I have to admit that we are “receipt hoarders” here in the NotMadeofMoney household. First, we save our receipts because we use them to enter the relevant information into Quicken, the software we use for our personal finances. But there are other reasons we’ve found for keeping our receipts:
I hate when I purchase something and then find it on sale a week later. Fortunately, keeping track of my receipts can relieve some of that angst. Some stores will let you simply bring in your receipt and show them that you paid more for the time within the last thirty days or so. Other stores will require you to return the item you purchased and buy the same item, again, at the sale price. In either instance, you’ll be glad that you saved that tiny scrap of paper.
Despite all of your planning and shopping, some gifts just don’t come out as well as you hoped they would. Perhaps the sweater you bought your sister is a size too large, or maybe your niece already has that Barbie that you selected for her.

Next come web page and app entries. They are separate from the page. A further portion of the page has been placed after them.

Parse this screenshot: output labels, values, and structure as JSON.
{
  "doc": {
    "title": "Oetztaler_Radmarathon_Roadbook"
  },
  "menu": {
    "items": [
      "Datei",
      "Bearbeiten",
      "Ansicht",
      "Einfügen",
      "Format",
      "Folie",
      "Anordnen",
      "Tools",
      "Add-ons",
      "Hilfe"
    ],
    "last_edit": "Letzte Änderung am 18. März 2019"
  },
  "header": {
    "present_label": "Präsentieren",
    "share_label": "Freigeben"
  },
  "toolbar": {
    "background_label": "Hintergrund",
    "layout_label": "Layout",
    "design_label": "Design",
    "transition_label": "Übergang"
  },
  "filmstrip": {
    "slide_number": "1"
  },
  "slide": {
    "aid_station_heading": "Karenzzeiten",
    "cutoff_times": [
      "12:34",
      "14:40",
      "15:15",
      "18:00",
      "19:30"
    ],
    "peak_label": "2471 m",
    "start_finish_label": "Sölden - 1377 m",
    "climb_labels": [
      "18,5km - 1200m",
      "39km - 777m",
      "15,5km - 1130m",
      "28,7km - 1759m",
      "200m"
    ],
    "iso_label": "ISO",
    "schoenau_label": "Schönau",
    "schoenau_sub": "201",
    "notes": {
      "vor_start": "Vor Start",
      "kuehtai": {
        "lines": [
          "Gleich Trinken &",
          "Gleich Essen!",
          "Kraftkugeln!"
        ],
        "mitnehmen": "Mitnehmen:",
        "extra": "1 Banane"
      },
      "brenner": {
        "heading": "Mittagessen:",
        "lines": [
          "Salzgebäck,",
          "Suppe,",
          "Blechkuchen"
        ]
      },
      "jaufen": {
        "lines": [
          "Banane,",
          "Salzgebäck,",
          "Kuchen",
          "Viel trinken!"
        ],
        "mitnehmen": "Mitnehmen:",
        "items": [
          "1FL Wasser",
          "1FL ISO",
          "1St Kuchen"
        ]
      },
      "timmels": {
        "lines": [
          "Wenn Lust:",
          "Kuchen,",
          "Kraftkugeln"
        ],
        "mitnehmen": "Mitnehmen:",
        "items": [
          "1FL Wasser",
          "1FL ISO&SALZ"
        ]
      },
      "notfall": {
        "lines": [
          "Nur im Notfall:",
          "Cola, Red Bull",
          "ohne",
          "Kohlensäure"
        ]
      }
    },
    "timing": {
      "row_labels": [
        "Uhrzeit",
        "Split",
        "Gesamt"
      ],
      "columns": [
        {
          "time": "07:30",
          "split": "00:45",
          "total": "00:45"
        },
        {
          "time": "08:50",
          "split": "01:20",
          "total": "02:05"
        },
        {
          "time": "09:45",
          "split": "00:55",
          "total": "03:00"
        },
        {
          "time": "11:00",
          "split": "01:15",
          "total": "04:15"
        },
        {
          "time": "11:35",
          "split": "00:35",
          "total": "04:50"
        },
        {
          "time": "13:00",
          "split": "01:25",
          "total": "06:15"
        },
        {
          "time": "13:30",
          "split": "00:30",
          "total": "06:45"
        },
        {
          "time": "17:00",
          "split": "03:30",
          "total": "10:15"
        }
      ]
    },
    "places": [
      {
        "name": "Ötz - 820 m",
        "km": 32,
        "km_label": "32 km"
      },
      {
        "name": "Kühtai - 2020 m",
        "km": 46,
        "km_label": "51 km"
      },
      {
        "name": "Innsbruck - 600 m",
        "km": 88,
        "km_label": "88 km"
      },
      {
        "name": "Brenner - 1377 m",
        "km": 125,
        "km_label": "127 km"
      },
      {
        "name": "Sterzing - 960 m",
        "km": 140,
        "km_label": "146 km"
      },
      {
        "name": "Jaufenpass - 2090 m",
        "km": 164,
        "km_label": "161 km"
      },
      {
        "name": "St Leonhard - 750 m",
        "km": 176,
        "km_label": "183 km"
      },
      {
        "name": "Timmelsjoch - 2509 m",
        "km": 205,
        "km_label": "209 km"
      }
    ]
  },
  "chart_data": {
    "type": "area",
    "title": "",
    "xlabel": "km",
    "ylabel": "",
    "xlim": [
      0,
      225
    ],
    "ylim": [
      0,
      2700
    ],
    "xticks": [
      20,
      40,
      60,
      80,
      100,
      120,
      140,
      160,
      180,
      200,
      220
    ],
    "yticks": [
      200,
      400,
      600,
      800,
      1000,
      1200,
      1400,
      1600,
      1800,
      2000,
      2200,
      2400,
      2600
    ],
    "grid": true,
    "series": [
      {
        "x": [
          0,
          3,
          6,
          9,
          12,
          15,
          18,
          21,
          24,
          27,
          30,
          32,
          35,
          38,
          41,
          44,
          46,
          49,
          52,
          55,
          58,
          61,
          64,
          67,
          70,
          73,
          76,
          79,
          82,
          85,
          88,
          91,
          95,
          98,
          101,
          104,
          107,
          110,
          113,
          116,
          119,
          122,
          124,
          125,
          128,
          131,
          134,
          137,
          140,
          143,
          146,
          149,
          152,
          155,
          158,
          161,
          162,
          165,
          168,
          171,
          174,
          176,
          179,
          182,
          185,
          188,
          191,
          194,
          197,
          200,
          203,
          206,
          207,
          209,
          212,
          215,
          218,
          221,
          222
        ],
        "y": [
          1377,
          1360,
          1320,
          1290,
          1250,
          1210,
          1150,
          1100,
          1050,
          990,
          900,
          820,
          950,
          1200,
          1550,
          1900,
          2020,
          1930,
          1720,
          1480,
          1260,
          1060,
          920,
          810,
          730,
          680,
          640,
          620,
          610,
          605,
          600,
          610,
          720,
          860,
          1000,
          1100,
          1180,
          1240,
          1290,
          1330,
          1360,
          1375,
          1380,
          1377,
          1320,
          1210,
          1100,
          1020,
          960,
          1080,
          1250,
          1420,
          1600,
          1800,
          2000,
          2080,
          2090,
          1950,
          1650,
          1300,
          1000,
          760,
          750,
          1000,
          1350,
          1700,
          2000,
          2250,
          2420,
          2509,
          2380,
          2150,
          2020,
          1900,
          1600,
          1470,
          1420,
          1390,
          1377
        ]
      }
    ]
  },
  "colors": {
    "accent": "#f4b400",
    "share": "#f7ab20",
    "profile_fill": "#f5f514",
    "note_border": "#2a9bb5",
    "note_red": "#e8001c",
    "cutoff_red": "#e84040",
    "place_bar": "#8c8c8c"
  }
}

Having your receipt makes it easy to exchange that gift for another item that will be more useful to the recipient.
Sometimes bad things happen to our purchases. The CD player you bought might have played perfectly on Christmas morning, but now it is skipping like crazy. When you have to return a defective item to the store you purchased it at, having your receipt will make the process go much more smoothly. If your item has an extended warranty, you will need that receipt to prove your item’s date of purchase.
We do have a regular cycle of purging receipts, so they don’t build up to an unmanageable amount. Anything that has a warranty or was given as a gift is kept in a special file. Receipts that are for regular grocery store items, gas purchases, etc., are shredded once they’ve cleared the bank and we’ve verified their accuracy.